**Work item:**
From the entries, filter out every line that lacks "screenshot" and copy the rest.

**Listed records:**
● ● ●
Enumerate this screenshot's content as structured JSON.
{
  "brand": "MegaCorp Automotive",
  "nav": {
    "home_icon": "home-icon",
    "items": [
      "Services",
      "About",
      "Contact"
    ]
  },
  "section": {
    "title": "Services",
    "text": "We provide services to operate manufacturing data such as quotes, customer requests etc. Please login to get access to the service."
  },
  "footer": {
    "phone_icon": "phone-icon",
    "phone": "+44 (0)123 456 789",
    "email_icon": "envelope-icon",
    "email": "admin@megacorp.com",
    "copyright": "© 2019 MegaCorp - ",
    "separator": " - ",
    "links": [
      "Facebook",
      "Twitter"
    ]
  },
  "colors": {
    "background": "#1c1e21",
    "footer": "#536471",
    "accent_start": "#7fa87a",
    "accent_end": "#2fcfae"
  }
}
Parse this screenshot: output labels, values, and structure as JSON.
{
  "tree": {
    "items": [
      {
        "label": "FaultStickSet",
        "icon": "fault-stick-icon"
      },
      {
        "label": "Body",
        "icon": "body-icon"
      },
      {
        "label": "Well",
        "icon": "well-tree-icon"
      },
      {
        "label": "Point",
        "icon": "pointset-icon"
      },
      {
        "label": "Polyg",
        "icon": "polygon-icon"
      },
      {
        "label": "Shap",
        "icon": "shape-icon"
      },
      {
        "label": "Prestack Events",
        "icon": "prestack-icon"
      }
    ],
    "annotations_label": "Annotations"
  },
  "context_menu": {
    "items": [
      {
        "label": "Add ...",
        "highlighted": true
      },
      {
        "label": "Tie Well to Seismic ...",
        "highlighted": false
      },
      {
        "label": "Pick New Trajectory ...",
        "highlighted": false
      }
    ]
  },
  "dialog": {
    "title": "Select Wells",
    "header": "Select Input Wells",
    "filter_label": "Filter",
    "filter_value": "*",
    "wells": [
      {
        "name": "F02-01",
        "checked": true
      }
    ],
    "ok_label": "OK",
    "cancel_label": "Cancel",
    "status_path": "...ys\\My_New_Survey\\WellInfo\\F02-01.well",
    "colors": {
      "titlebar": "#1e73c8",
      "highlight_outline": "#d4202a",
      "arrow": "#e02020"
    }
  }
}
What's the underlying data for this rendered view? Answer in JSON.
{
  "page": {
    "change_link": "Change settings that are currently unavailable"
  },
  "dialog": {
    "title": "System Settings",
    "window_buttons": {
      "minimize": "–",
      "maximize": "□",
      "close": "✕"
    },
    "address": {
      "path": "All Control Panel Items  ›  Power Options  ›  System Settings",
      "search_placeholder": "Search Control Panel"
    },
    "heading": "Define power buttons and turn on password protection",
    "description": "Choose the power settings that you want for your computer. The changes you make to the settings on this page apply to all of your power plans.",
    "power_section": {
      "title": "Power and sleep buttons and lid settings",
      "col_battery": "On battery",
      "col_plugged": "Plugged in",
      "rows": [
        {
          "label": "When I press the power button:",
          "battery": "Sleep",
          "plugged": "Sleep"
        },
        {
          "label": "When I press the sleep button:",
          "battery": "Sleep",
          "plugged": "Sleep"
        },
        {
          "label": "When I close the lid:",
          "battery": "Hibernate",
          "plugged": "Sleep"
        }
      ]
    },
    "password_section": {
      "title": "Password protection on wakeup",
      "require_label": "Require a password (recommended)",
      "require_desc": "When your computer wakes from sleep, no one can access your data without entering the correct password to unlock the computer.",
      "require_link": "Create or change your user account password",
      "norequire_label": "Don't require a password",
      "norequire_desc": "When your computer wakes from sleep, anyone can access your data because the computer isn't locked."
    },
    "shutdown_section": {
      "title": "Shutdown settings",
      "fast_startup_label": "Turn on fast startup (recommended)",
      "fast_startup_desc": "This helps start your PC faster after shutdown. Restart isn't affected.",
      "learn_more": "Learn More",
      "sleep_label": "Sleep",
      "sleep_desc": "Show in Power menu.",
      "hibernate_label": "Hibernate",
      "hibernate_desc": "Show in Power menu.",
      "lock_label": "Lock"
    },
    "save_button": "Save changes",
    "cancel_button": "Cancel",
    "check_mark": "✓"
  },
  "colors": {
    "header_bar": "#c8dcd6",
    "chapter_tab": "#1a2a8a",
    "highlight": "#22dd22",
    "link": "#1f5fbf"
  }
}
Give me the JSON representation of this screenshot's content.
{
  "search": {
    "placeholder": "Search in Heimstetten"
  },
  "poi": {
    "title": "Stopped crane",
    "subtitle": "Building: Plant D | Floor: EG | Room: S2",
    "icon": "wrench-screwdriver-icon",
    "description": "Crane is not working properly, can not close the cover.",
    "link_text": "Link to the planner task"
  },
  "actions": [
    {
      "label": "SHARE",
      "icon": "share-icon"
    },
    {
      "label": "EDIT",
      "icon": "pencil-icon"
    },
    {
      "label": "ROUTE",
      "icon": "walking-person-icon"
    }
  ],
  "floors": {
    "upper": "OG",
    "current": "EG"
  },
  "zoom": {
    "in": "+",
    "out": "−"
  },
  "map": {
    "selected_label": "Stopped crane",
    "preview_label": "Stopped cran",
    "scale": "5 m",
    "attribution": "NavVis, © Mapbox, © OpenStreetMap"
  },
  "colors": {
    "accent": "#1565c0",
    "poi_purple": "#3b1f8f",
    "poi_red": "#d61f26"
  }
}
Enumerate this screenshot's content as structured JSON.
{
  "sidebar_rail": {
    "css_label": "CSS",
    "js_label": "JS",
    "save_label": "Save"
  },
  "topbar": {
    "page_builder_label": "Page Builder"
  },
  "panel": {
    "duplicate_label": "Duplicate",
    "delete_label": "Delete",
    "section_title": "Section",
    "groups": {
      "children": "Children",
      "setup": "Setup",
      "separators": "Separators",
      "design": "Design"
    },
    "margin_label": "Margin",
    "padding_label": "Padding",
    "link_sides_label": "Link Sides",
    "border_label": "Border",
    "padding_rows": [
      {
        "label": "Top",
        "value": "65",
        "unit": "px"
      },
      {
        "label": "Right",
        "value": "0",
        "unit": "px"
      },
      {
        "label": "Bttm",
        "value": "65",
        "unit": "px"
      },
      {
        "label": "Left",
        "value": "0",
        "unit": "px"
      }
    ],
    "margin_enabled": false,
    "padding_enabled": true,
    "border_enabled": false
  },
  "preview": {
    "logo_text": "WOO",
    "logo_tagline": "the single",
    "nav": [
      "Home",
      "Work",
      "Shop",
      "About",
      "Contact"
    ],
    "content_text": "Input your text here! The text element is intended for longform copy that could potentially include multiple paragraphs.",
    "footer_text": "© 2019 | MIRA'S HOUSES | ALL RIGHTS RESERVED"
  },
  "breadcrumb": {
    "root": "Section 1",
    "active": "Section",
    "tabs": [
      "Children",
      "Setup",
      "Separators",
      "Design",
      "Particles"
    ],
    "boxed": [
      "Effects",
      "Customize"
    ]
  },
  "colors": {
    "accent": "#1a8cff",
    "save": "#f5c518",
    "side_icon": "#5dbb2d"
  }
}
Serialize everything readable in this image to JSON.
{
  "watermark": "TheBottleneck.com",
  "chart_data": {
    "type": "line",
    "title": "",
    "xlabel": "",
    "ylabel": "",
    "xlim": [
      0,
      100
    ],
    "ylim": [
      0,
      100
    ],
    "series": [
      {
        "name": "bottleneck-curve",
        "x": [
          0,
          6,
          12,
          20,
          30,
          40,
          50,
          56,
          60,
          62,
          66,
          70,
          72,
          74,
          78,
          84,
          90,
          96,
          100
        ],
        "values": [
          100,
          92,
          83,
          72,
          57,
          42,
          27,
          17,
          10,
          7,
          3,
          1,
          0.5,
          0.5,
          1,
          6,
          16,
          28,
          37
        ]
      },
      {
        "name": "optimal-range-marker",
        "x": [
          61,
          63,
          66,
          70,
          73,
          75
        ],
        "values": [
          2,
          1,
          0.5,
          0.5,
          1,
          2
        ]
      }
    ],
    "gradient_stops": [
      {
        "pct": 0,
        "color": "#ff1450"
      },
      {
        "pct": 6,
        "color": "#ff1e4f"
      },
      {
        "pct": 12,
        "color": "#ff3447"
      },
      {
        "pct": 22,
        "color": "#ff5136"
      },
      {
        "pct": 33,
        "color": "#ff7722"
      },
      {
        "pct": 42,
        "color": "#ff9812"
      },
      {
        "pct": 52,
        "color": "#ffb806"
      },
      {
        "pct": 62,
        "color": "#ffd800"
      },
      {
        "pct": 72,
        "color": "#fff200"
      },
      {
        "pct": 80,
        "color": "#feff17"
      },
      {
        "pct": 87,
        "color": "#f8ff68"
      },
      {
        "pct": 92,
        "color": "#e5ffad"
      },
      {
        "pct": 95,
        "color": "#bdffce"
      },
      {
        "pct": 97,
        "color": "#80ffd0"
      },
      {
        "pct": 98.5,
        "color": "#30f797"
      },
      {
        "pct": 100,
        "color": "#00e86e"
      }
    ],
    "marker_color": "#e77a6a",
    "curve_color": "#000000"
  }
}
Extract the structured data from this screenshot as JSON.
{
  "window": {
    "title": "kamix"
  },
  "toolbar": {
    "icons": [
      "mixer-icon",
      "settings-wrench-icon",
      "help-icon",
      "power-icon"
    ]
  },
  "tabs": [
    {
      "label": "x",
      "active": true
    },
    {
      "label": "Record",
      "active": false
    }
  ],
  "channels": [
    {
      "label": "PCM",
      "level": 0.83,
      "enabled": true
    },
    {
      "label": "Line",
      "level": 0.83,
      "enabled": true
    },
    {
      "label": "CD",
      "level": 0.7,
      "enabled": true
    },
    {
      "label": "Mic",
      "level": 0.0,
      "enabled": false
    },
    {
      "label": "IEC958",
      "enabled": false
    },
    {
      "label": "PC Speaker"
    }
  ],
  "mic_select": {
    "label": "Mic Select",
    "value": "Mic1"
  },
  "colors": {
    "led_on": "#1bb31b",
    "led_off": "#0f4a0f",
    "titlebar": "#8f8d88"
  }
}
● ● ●
**Task output:**
Enumerate this screenshot's content as structured JSON.
Parse this screenshot: output labels, values, and structure as JSON.
Give me the JSON representation of this screenshot's content.
Enumerate this screenshot's content as structured JSON.
Extract the structured data from this screenshot as JSON.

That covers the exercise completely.